Daily turnover on China’s State Reserve auctions recovered from the reduced rate in evidence during June, prompted by firm international prices and the uncertainty arising from US trade tariffs. By the end of July, cumulative purchases since the beginning of March had reduced the volume of stocks by some 1.8 million tonnes. Late in the month, Beijing confirmed that the auction series will be extended to the end of September (as happened in the previous two years), by which time the arrival of the new crop, although slightly delayed by hot weather in the major growing region Xinjiang, will be around the corner. Hence, the supply situation in China appears ample for the coming months. However, the market continues to anticipate the juncture at which China’s import requirements will increase to meet the country’s structural deficit; should auction sales continue at a similar pace, the volume in State Reserve warehouses by the end of the current auction series is expected to be little more than one third of a year’s domestic consumption requirements.

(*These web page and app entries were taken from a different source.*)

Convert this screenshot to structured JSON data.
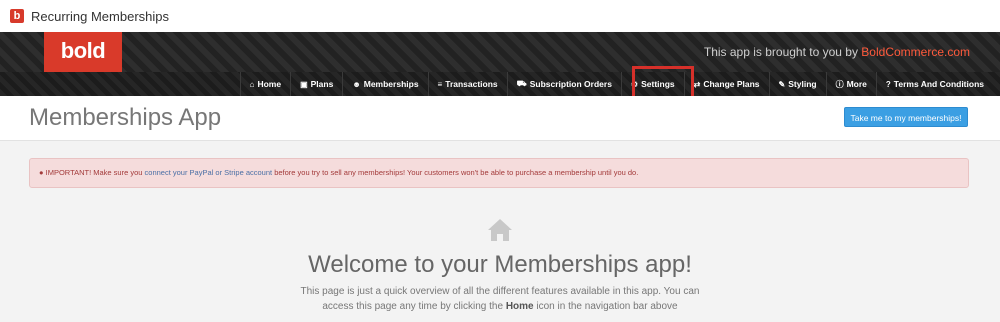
{
  "window": {
    "title": "Recurring Memberships",
    "badge_letter": "b"
  },
  "header": {
    "logo": "bold",
    "brought_prefix": "This app is brought to you by ",
    "brought_link": "BoldCommerce.com"
  },
  "nav": {
    "items": [
      {
        "label": "Home",
        "icon": "home-icon",
        "glyph": "⌂"
      },
      {
        "label": "Plans",
        "icon": "plans-icon",
        "glyph": "▣"
      },
      {
        "label": "Memberships",
        "icon": "users-icon",
        "glyph": "☻"
      },
      {
        "label": "Transactions",
        "icon": "list-icon",
        "glyph": "≡"
      },
      {
        "label": "Subscription Orders",
        "icon": "cart-icon",
        "glyph": "⛟"
      },
      {
        "label": "Settings",
        "icon": "gears-icon",
        "glyph": "⚙"
      },
      {
        "label": "Change Plans",
        "icon": "exchange-icon",
        "glyph": "⇄"
      },
      {
        "label": "Styling",
        "icon": "brush-icon",
        "glyph": "✎"
      },
      {
        "label": "More",
        "icon": "info-icon",
        "glyph": "ⓘ"
      },
      {
        "label": "Terms And Conditions",
        "icon": "question-icon",
        "glyph": "?"
      }
    ],
    "highlighted": "Settings"
  },
  "page": {
    "title": "Memberships App",
    "cta_label": "Take me to my memberships!"
  },
  "alert": {
    "glyph": "●",
    "prefix": " IMPORTANT! Make sure you ",
    "link": "connect your PayPal or Stripe account",
    "suffix": " before you try to sell any memberships! Your customers won't be able to purchase a membership until you do."
  },
  "welcome": {
    "heading": "Welcome to your Memberships app!",
    "line1": "This page is just a quick overview of all the different features available in this app. You can",
    "line2_prefix": "access this page any time by clicking the ",
    "line2_bold": "Home",
    "line2_suffix": " icon in the navigation bar above"
  },
  "colors": {
    "brand_red": "#d93a2a",
    "button_blue": "#3b9fe3",
    "alert_bg": "#f5dcdc",
    "highlight_border": "#d6302a"
  }
}
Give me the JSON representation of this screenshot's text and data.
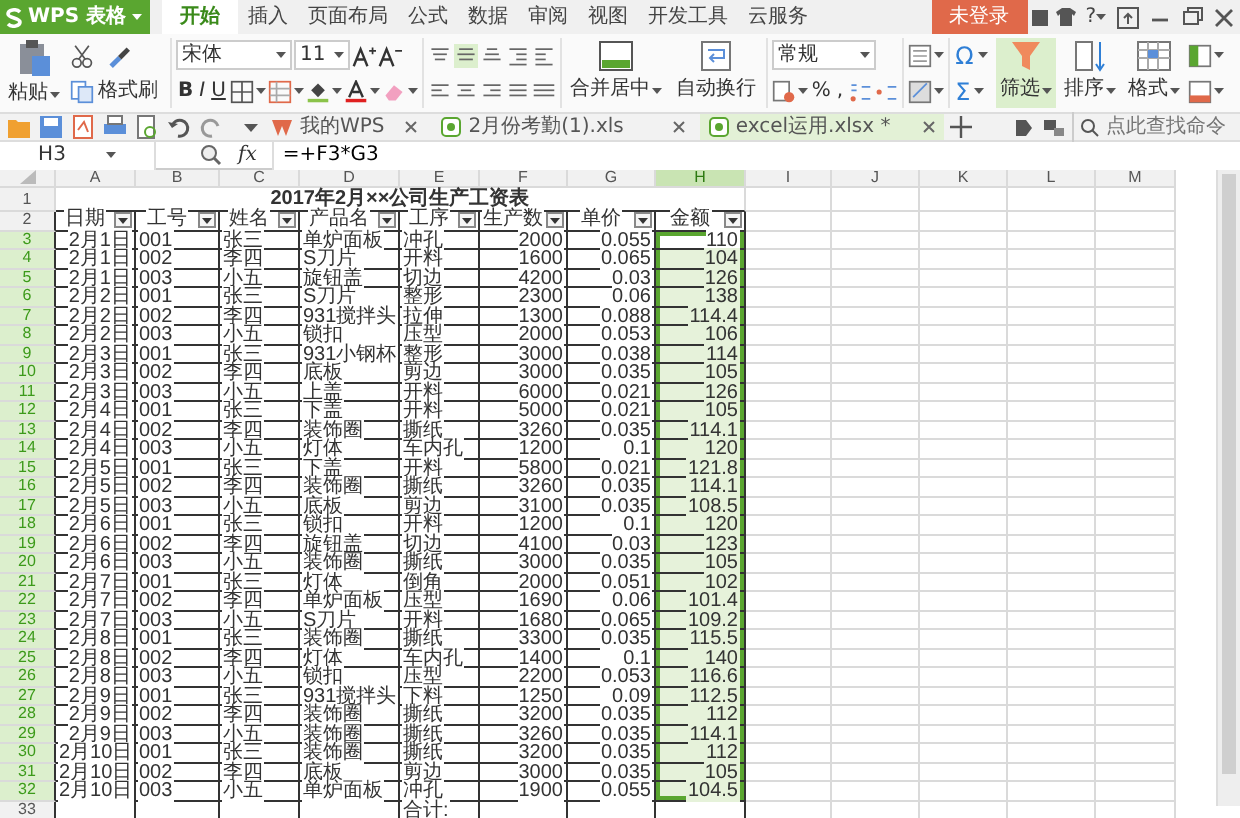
{
  "app_menu": {
    "label": "WPS 表格"
  },
  "menu_tabs": [
    {
      "label": "开始",
      "selected": true
    },
    {
      "label": "插入",
      "selected": false
    },
    {
      "label": "页面布局",
      "selected": false
    },
    {
      "label": "公式",
      "selected": false
    },
    {
      "label": "数据",
      "selected": false
    },
    {
      "label": "审阅",
      "selected": false
    },
    {
      "label": "视图",
      "selected": false
    },
    {
      "label": "开发工具",
      "selected": false
    },
    {
      "label": "云服务",
      "selected": false
    }
  ],
  "login_button": "未登录",
  "help": "?",
  "ribbon": {
    "paste": "粘贴",
    "format_painter": "格式刷",
    "font": "宋体",
    "font_size": "11",
    "bold": "B",
    "italic": "I",
    "underline": "U",
    "merge": "合并居中",
    "wrap": "自动换行",
    "number_format": "常规",
    "percent": "%",
    "thousands": ",",
    "omega": "Ω",
    "sigma": "Σ",
    "filter": "筛选",
    "filter_on": true,
    "sort": "排序",
    "format": "格式"
  },
  "doc_tabs": [
    {
      "label": "我的WPS",
      "selected": false
    },
    {
      "label": "2月份考勤(1).xls",
      "selected": false
    },
    {
      "label": "excel运用.xlsx *",
      "selected": true
    }
  ],
  "command_search": {
    "placeholder": "点此查找命令"
  },
  "name_box": "H3",
  "fx": "fx",
  "formula": "=+F3*G3",
  "columns": [
    {
      "label": "A",
      "selected": false
    },
    {
      "label": "B",
      "selected": false
    },
    {
      "label": "C",
      "selected": false
    },
    {
      "label": "D",
      "selected": false
    },
    {
      "label": "E",
      "selected": false
    },
    {
      "label": "F",
      "selected": false
    },
    {
      "label": "G",
      "selected": false
    },
    {
      "label": "H",
      "selected": true
    },
    {
      "label": "I",
      "selected": false
    },
    {
      "label": "J",
      "selected": false
    },
    {
      "label": "K",
      "selected": false
    },
    {
      "label": "L",
      "selected": false
    },
    {
      "label": "M",
      "selected": false
    }
  ],
  "rows": [
    {
      "number": "1",
      "selected": false,
      "kind": "title",
      "title": "2017年2月××公司生产工资表"
    },
    {
      "number": "2",
      "selected": false,
      "kind": "header",
      "cells": [
        "日期",
        "工号",
        "姓名",
        "产品名",
        "工序",
        "生产数",
        "单价",
        "金额"
      ]
    },
    {
      "number": "3",
      "selected": true,
      "kind": "data",
      "cells": [
        "2月1日",
        "001",
        "张三",
        "单炉面板",
        "冲孔",
        "2000",
        "0.055",
        "110"
      ]
    },
    {
      "number": "4",
      "selected": true,
      "kind": "data",
      "cells": [
        "2月1日",
        "002",
        "李四",
        "S刀片",
        "开料",
        "1600",
        "0.065",
        "104"
      ]
    },
    {
      "number": "5",
      "selected": true,
      "kind": "data",
      "cells": [
        "2月1日",
        "003",
        "小五",
        "旋钮盖",
        "切边",
        "4200",
        "0.03",
        "126"
      ]
    },
    {
      "number": "6",
      "selected": true,
      "kind": "data",
      "cells": [
        "2月2日",
        "001",
        "张三",
        "S刀片",
        "整形",
        "2300",
        "0.06",
        "138"
      ]
    },
    {
      "number": "7",
      "selected": true,
      "kind": "data",
      "cells": [
        "2月2日",
        "002",
        "李四",
        "931搅拌头",
        "拉伸",
        "1300",
        "0.088",
        "114.4"
      ]
    },
    {
      "number": "8",
      "selected": true,
      "kind": "data",
      "cells": [
        "2月2日",
        "003",
        "小五",
        "锁扣",
        "压型",
        "2000",
        "0.053",
        "106"
      ]
    },
    {
      "number": "9",
      "selected": true,
      "kind": "data",
      "cells": [
        "2月3日",
        "001",
        "张三",
        "931小钢杯",
        "整形",
        "3000",
        "0.038",
        "114"
      ]
    },
    {
      "number": "10",
      "selected": true,
      "kind": "data",
      "cells": [
        "2月3日",
        "002",
        "李四",
        "底板",
        "剪边",
        "3000",
        "0.035",
        "105"
      ]
    },
    {
      "number": "11",
      "selected": true,
      "kind": "data",
      "cells": [
        "2月3日",
        "003",
        "小五",
        "上盖",
        "开料",
        "6000",
        "0.021",
        "126"
      ]
    },
    {
      "number": "12",
      "selected": true,
      "kind": "data",
      "cells": [
        "2月4日",
        "001",
        "张三",
        "下盖",
        "开料",
        "5000",
        "0.021",
        "105"
      ]
    },
    {
      "number": "13",
      "selected": true,
      "kind": "data",
      "cells": [
        "2月4日",
        "002",
        "李四",
        "装饰圈",
        "撕纸",
        "3260",
        "0.035",
        "114.1"
      ]
    },
    {
      "number": "14",
      "selected": true,
      "kind": "data",
      "cells": [
        "2月4日",
        "003",
        "小五",
        "灯体",
        "车内孔",
        "1200",
        "0.1",
        "120"
      ]
    },
    {
      "number": "15",
      "selected": true,
      "kind": "data",
      "cells": [
        "2月5日",
        "001",
        "张三",
        "下盖",
        "开料",
        "5800",
        "0.021",
        "121.8"
      ]
    },
    {
      "number": "16",
      "selected": true,
      "kind": "data",
      "cells": [
        "2月5日",
        "002",
        "李四",
        "装饰圈",
        "撕纸",
        "3260",
        "0.035",
        "114.1"
      ]
    },
    {
      "number": "17",
      "selected": true,
      "kind": "data",
      "cells": [
        "2月5日",
        "003",
        "小五",
        "底板",
        "剪边",
        "3100",
        "0.035",
        "108.5"
      ]
    },
    {
      "number": "18",
      "selected": true,
      "kind": "data",
      "cells": [
        "2月6日",
        "001",
        "张三",
        "锁扣",
        "开料",
        "1200",
        "0.1",
        "120"
      ]
    },
    {
      "number": "19",
      "selected": true,
      "kind": "data",
      "cells": [
        "2月6日",
        "002",
        "李四",
        "旋钮盖",
        "切边",
        "4100",
        "0.03",
        "123"
      ]
    },
    {
      "number": "20",
      "selected": true,
      "kind": "data",
      "cells": [
        "2月6日",
        "003",
        "小五",
        "装饰圈",
        "撕纸",
        "3000",
        "0.035",
        "105"
      ]
    },
    {
      "number": "21",
      "selected": true,
      "kind": "data",
      "cells": [
        "2月7日",
        "001",
        "张三",
        "灯体",
        "倒角",
        "2000",
        "0.051",
        "102"
      ]
    },
    {
      "number": "22",
      "selected": true,
      "kind": "data",
      "cells": [
        "2月7日",
        "002",
        "李四",
        "单炉面板",
        "压型",
        "1690",
        "0.06",
        "101.4"
      ]
    },
    {
      "number": "23",
      "selected": true,
      "kind": "data",
      "cells": [
        "2月7日",
        "003",
        "小五",
        "S刀片",
        "开料",
        "1680",
        "0.065",
        "109.2"
      ]
    },
    {
      "number": "24",
      "selected": true,
      "kind": "data",
      "cells": [
        "2月8日",
        "001",
        "张三",
        "装饰圈",
        "撕纸",
        "3300",
        "0.035",
        "115.5"
      ]
    },
    {
      "number": "25",
      "selected": true,
      "kind": "data",
      "cells": [
        "2月8日",
        "002",
        "李四",
        "灯体",
        "车内孔",
        "1400",
        "0.1",
        "140"
      ]
    },
    {
      "number": "26",
      "selected": true,
      "kind": "data",
      "cells": [
        "2月8日",
        "003",
        "小五",
        "锁扣",
        "压型",
        "2200",
        "0.053",
        "116.6"
      ]
    },
    {
      "number": "27",
      "selected": true,
      "kind": "data",
      "cells": [
        "2月9日",
        "001",
        "张三",
        "931搅拌头",
        "下料",
        "1250",
        "0.09",
        "112.5"
      ]
    },
    {
      "number": "28",
      "selected": true,
      "kind": "data",
      "cells": [
        "2月9日",
        "002",
        "李四",
        "装饰圈",
        "撕纸",
        "3200",
        "0.035",
        "112"
      ]
    },
    {
      "number": "29",
      "selected": true,
      "kind": "data",
      "cells": [
        "2月9日",
        "003",
        "小五",
        "装饰圈",
        "撕纸",
        "3260",
        "0.035",
        "114.1"
      ]
    },
    {
      "number": "30",
      "selected": true,
      "kind": "data",
      "cells": [
        "2月10日",
        "001",
        "张三",
        "装饰圈",
        "撕纸",
        "3200",
        "0.035",
        "112"
      ]
    },
    {
      "number": "31",
      "selected": true,
      "kind": "data",
      "cells": [
        "2月10日",
        "002",
        "李四",
        "底板",
        "剪边",
        "3000",
        "0.035",
        "105"
      ]
    },
    {
      "number": "32",
      "selected": true,
      "kind": "data",
      "cells": [
        "2月10日",
        "003",
        "小五",
        "单炉面板",
        "冲孔",
        "1900",
        "0.055",
        "104.5"
      ]
    },
    {
      "number": "33",
      "selected": false,
      "kind": "total",
      "cells": [
        null,
        null,
        null,
        null,
        "合计:",
        null,
        null,
        null
      ]
    }
  ]
}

On the global production front, attention remained focused on the US, where plants have suffered from extremely high temperatures and sustained drought in the main producing region, West Texas. Abandonment is expected to be high and yields to be impacted. Cotlook’s estimate was reduced considerably, to 4.085 million tonnes, a reduction of 10 percent on the current season. USDA’s domestic production forecast was also adjusted lower in July, by a million bales, to 18.5 million (4.028 million tonnes). The August figure will be keenly awaited, as the first of the season based on actual field surveys.

Elsewhere, few changes were registered to Cotlook’s production figures. Our estimate of global output was lowered to 25,863,000 tonnes, from 25,994,000 put forward a month earlier. Consumption meanwhile was pitched higher at 26,931,000, primarily owing to growth in major consuming markets, including Vietnam and Bangladesh.

The above changes continue to imply a reduction to stock levels inside China, of some 1,050,000 tonnes. For the first time, a decrease is also in prospect in the rest of the world at the end of 2018/19, of just 18,000 tonnes, influenced in part by China’s rising import requirements.